~ Mark Boal on researching and writing Detroit

What are we doing wrong?
“Well, first of all, by “we” I assume you mean the public, the public approach or the public discourse, which means the discourse that takes place in the media. And for the purposes of this discussion, let us imagine that the media is white and thus approaches the topic of race as if they (the white people) were the answer and them (the black people) were the question. And so, in the interest of fairness, they take their turn (having first, of course, given it to themselves) and then invite comment by some different white people and some similar black people. They give what purports to be simply their point of view and then everyone else gives their beside-the-point of view.

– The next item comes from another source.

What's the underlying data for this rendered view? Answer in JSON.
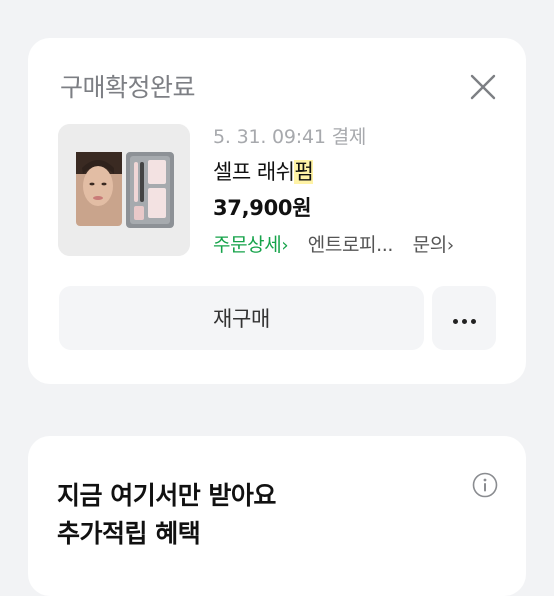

“The customary way for white people to think about the topic of race—and it is only a topic to white people—is to ask, How would it be if I were black? But you can’t separate the “I” from being white. The “I” is so informed by the experience of being white that it is its very creation—it is this “I” in this context that is, in fact, the white man’s burden. People who think of themselves as well intentioned—which is, let’s face it, how people think of themselves—believe that the best, most compassionate, most American way to understand another person is to walk a mile in their shoes. And I think that’s conventionally the way this thing is approached. And that’s why the conversation never gets anywhere and that’s why the answers always come back wrong and the situation stays static—and worse than static.”
~ Fran Lebowitz, 1997